An associate professor in the Hite Art Institute is coming up with creative new ways to eradicate invasive plant species that threaten local ecosystems

Rachel Singel, a printmaker who also specializes in papermaking and book arts, earlier this summer produced paper from yellow flag iris (Iris pseudacorus), which is often considered an invasive plant species. Her project was an extension of one she first started in 2018 as artist-in-residence at Bernheim Arboretum and Research Forest in Bullitt County. There, she made paper from the pulp of a fast-growing Asian tree called tree of heaven (Ailanthus altissima) that can crowd out native species, as well as a vine known as Oriental bittersweet (Celastrus orbiculatus) that kills native trees.

In this summer’s project, she traveled to her family’s farm in Charlottesville, Virginia, to help out, and “removing the invasives from around the pond was one of the first big jobs,” she said. 

Singel harvesting the yellow flag iris on her family’s farm.

The yellow flag iris, which grows in wetlands, is toxic to livestock and other animals and destroys habitat used by waterfowl and native fish.

She calls the project “Recycling Nature: An Investigation into the Possibilities of Papermaking as an Artform and Means to Promote Environmental Consciousness.”

“Invasive alien species are recognized as one of the leading threats to biodiversity and impose enormous costs to agriculture, forestry, fisheries, and other human enterprises, as well as to human health,” Singel wrote in her artist’s statement. “… I propose that paper made from invasive plants and recycled materials may be a solution to many of the ecological and economical problems that face our world today.”

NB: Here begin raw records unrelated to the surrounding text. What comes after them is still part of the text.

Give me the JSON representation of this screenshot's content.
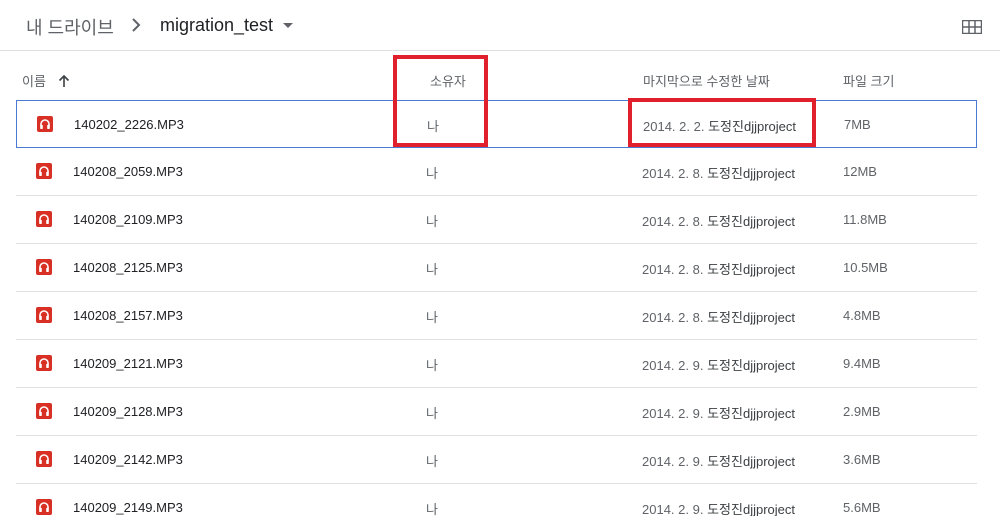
{
  "breadcrumb": {
    "root": "내 드라이브",
    "current": "migration_test"
  },
  "columns": {
    "name": "이름",
    "owner": "소유자",
    "modified": "마지막으로 수정한 날짜",
    "size": "파일 크기"
  },
  "files": [
    {
      "name": "140202_2226.MP3",
      "owner": "나",
      "modified_date": "2014. 2. 2.",
      "modified_by": "도정진djjproject",
      "size": "7MB"
    },
    {
      "name": "140208_2059.MP3",
      "owner": "나",
      "modified_date": "2014. 2. 8.",
      "modified_by": "도정진djjproject",
      "size": "12MB"
    },
    {
      "name": "140208_2109.MP3",
      "owner": "나",
      "modified_date": "2014. 2. 8.",
      "modified_by": "도정진djjproject",
      "size": "11.8MB"
    },
    {
      "name": "140208_2125.MP3",
      "owner": "나",
      "modified_date": "2014. 2. 8.",
      "modified_by": "도정진djjproject",
      "size": "10.5MB"
    },
    {
      "name": "140208_2157.MP3",
      "owner": "나",
      "modified_date": "2014. 2. 8.",
      "modified_by": "도정진djjproject",
      "size": "4.8MB"
    },
    {
      "name": "140209_2121.MP3",
      "owner": "나",
      "modified_date": "2014. 2. 9.",
      "modified_by": "도정진djjproject",
      "size": "9.4MB"
    },
    {
      "name": "140209_2128.MP3",
      "owner": "나",
      "modified_date": "2014. 2. 9.",
      "modified_by": "도정진djjproject",
      "size": "2.9MB"
    },
    {
      "name": "140209_2142.MP3",
      "owner": "나",
      "modified_date": "2014. 2. 9.",
      "modified_by": "도정진djjproject",
      "size": "3.6MB"
    },
    {
      "name": "140209_2149.MP3",
      "owner": "나",
      "modified_date": "2014. 2. 9.",
      "modified_by": "도정진djjproject",
      "size": "5.6MB"
    }
  ],
  "icons": {
    "breadcrumb_separator": "chevron-right-icon",
    "current_folder_menu": "caret-down-icon",
    "view_toggle": "grid-view-icon",
    "sort": "arrow-up-icon",
    "file_type": "audio-file-icon"
  },
  "colors": {
    "audio_icon": "#d93025",
    "selection_border": "#4a7bd4",
    "highlight_box": "#e0202c"
  }
}
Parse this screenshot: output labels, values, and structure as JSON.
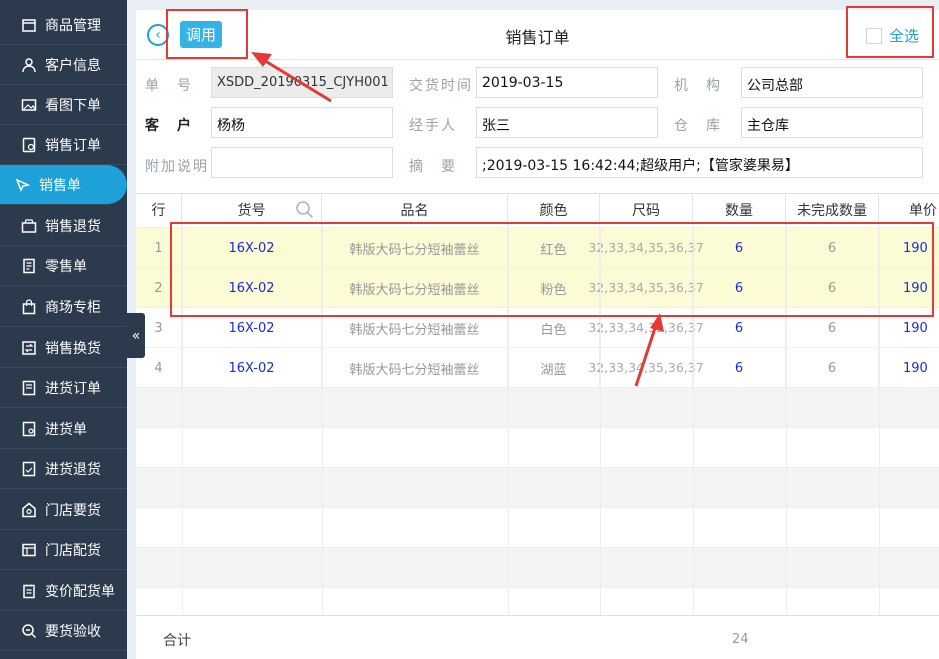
{
  "sidebar": {
    "items": [
      {
        "label": "商品管理",
        "icon": "box-icon"
      },
      {
        "label": "客户信息",
        "icon": "person-icon"
      },
      {
        "label": "看图下单",
        "icon": "image-icon"
      },
      {
        "label": "销售订单",
        "icon": "order-icon"
      },
      {
        "label": "销售单",
        "icon": "sale-icon",
        "active": true
      },
      {
        "label": "销售退货",
        "icon": "return-icon"
      },
      {
        "label": "零售单",
        "icon": "receipt-icon"
      },
      {
        "label": "商场专柜",
        "icon": "bag-icon"
      },
      {
        "label": "销售换货",
        "icon": "exchange-icon"
      },
      {
        "label": "进货订单",
        "icon": "purchase-order-icon"
      },
      {
        "label": "进货单",
        "icon": "purchase-icon"
      },
      {
        "label": "进货退货",
        "icon": "purchase-return-icon"
      },
      {
        "label": "门店要货",
        "icon": "store-request-icon"
      },
      {
        "label": "门店配货",
        "icon": "store-distribute-icon"
      },
      {
        "label": "变价配货单",
        "icon": "price-change-icon"
      },
      {
        "label": "要货验收",
        "icon": "inspect-icon"
      }
    ]
  },
  "header": {
    "call_label": "调用",
    "title": "销售订单",
    "select_all_label": "全选"
  },
  "form": {
    "order_no_label": "单　号",
    "order_no_value": "XSDD_20190315_CJYH001",
    "delivery_time_label": "交货时间",
    "delivery_time_value": "2019-03-15",
    "org_label": "机　构",
    "org_value": "公司总部",
    "customer_label": "客　户",
    "customer_value": "杨杨",
    "handler_label": "经手人",
    "handler_value": "张三",
    "warehouse_label": "仓　库",
    "warehouse_value": "主仓库",
    "note_label": "附加说明",
    "note_value": "",
    "summary_label": "摘　要",
    "summary_value": ";2019-03-15 16:42:44;超级用户;【管家婆果易】"
  },
  "grid": {
    "headers": {
      "row": "行",
      "code": "货号",
      "name": "品名",
      "color": "颜色",
      "size": "尺码",
      "qty": "数量",
      "undone": "未完成数量",
      "price": "单价"
    },
    "rows": [
      {
        "idx": "1",
        "code": "16X-02",
        "name": "韩版大码七分短袖蕾丝",
        "color": "红色",
        "size": "32,33,34,35,36,37",
        "qty": "6",
        "undone": "6",
        "price": "190"
      },
      {
        "idx": "2",
        "code": "16X-02",
        "name": "韩版大码七分短袖蕾丝",
        "color": "粉色",
        "size": "32,33,34,35,36,37",
        "qty": "6",
        "undone": "6",
        "price": "190"
      },
      {
        "idx": "3",
        "code": "16X-02",
        "name": "韩版大码七分短袖蕾丝",
        "color": "白色",
        "size": "32,33,34,35,36,37",
        "qty": "6",
        "undone": "6",
        "price": "190"
      },
      {
        "idx": "4",
        "code": "16X-02",
        "name": "韩版大码七分短袖蕾丝",
        "color": "湖蓝",
        "size": "32,33,34,35,36,37",
        "qty": "6",
        "undone": "6",
        "price": "190"
      }
    ]
  },
  "footer": {
    "total_label": "合计",
    "total_qty": "24"
  },
  "colors": {
    "sidebar_bg": "#2b3a4d",
    "accent": "#1ea0d8",
    "highlight_row": "#fbfbd6",
    "annotation_red": "#e53935"
  }
}
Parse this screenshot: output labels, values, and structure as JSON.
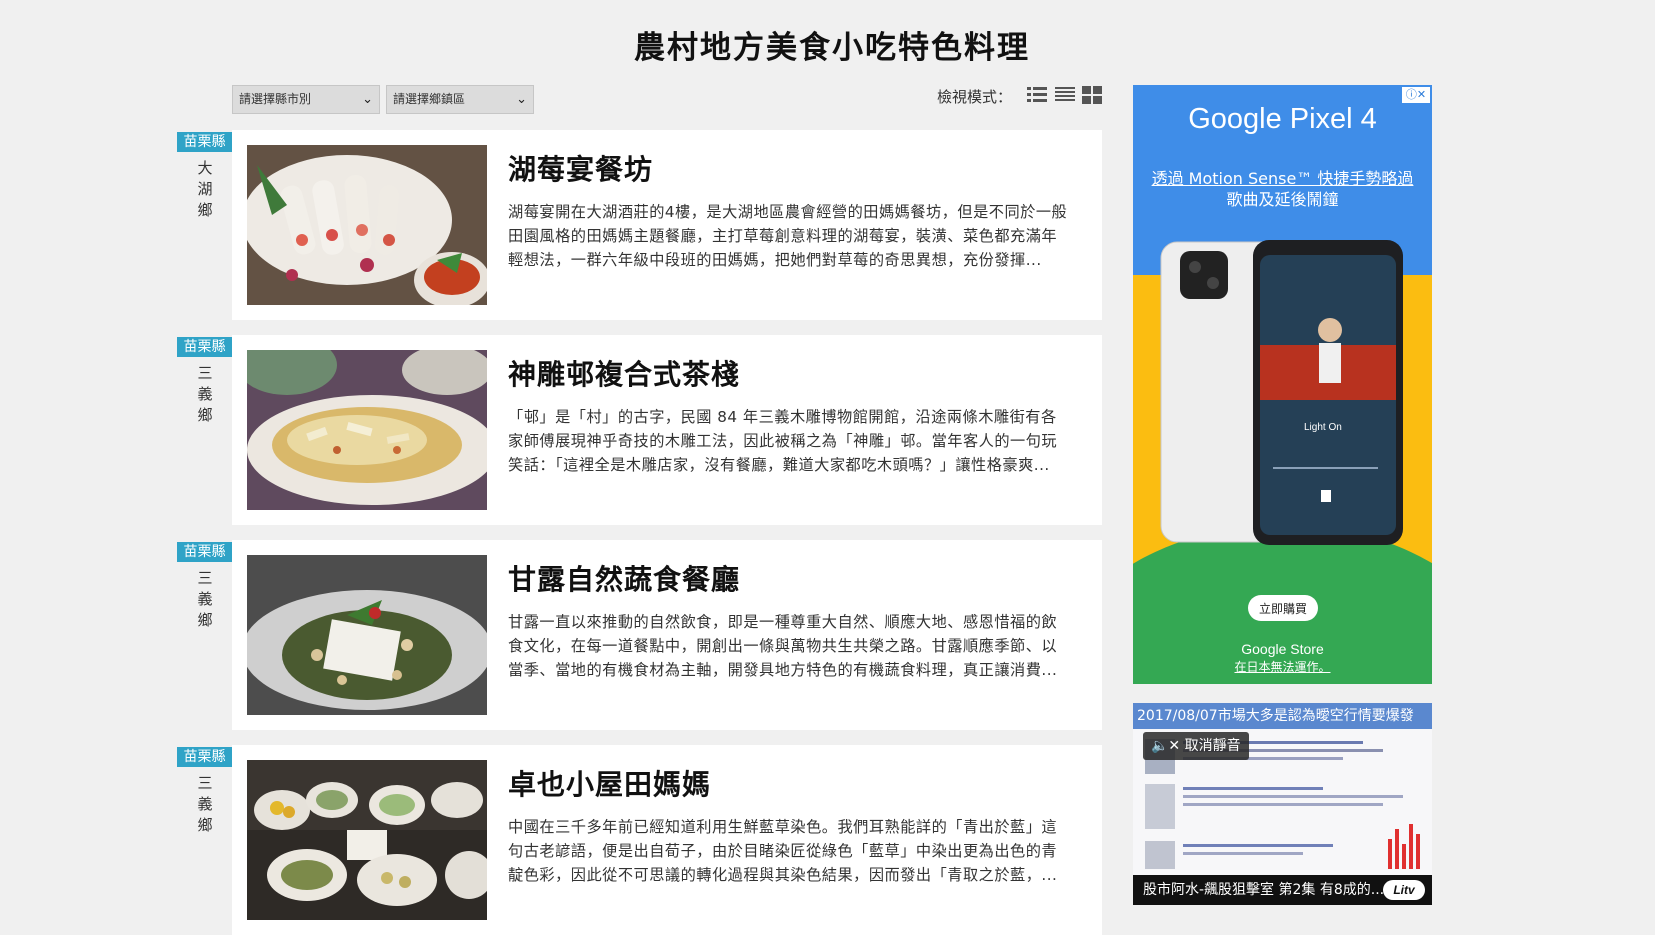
{
  "page": {
    "title": "農村地方美食小吃特色料理"
  },
  "filters": {
    "county": "請選擇縣市別",
    "town": "請選擇鄉鎮區",
    "view_label": "檢視模式："
  },
  "view_icons": [
    "list-detail-icon",
    "list-compact-icon",
    "grid-icon"
  ],
  "cards": [
    {
      "county": "苗栗縣",
      "town": [
        "大",
        "湖",
        "鄉"
      ],
      "title": "湖莓宴餐坊",
      "desc": "湖莓宴開在大湖酒莊的4樓，是大湖地區農會經營的田媽媽餐坊，但是不同於一般田園風格的田媽媽主題餐廳，主打草莓創意料理的湖莓宴，裝潢、菜色都充滿年輕想法，一群六年級中段班的田媽媽，把她們對草莓的奇思異想，充份發揮..."
    },
    {
      "county": "苗栗縣",
      "town": [
        "三",
        "義",
        "鄉"
      ],
      "title": "神雕邨複合式茶棧",
      "desc": "「邨」是「村」的古字，民國 84 年三義木雕博物館開館，沿途兩條木雕街有各家師傅展現神乎奇技的木雕工法，因此被稱之為「神雕」邨。當年客人的一句玩笑話：「這裡全是木雕店家，沒有餐廳，難道大家都吃木頭嗎？」讓性格豪爽..."
    },
    {
      "county": "苗栗縣",
      "town": [
        "三",
        "義",
        "鄉"
      ],
      "title": "甘露自然蔬食餐廳",
      "desc": "甘露一直以來推動的自然飲食，即是一種尊重大自然、順應大地、感恩惜福的飲食文化，在每一道餐點中，開創出一條與萬物共生共榮之路。甘露順應季節、以當季、當地的有機食材為主軸，開發具地方特色的有機蔬食料理，真正讓消費..."
    },
    {
      "county": "苗栗縣",
      "town": [
        "三",
        "義",
        "鄉"
      ],
      "title": "卓也小屋田媽媽",
      "desc": "中國在三千多年前已經知道利用生鮮藍草染色。我們耳熟能詳的「青出於藍」這句古老諺語，便是出自荀子，由於目睹染匠從綠色「藍草」中染出更為出色的青靛色彩，因此從不可思議的轉化過程與其染色結果，因而發出「青取之於藍，..."
    }
  ],
  "ad1": {
    "brand": "Google Pixel 4",
    "line1": "透過 Motion Sense™ 快捷手勢略過",
    "line2": "歌曲及延後鬧鐘",
    "song": "Light On",
    "buy": "立即購買",
    "store": "Google Store",
    "note": "在日本無法運作。"
  },
  "ad2": {
    "headline": "2017/08/07市場大多是認為曖空行情要爆發",
    "unmute": "取消靜音",
    "caption": "股市阿水-飆股狙擊室 第2集 有8成的...",
    "logo": "Litv"
  }
}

Singel said her goal is to “bring awareness to nature’s immense complexity and fragility and promote environmental consciousness.”

To make the paper, she first uses a beater to create pulp. The pulp is then poured into a shallow tub and scooped up and strained between two same-sized frames, one with screening tacked over the opening (the mould), the other with an empty opening (the deckle). The result is couched onto several layers of felts or towels, blotted and left to dry (see below).

Drying the paper

She used non-toxic methods to then print copper etchings of native plants on the newly made paper. “Conceptually, the union of process and subject embodies an important metaphor for my views,” she said.

The paper
One of Singel’s prints on the yellow iris paper

Singel said she continues to be inspired by one of her mentors, papermaker Timothy Barrett, director of the Iowa Center for the Book. 

“I strongly believe that by demonstrating this process, it will take hold,” she said. “It provides not only the opportunity to recycle materials and better the environment, but it also promotes creativity and wellness.”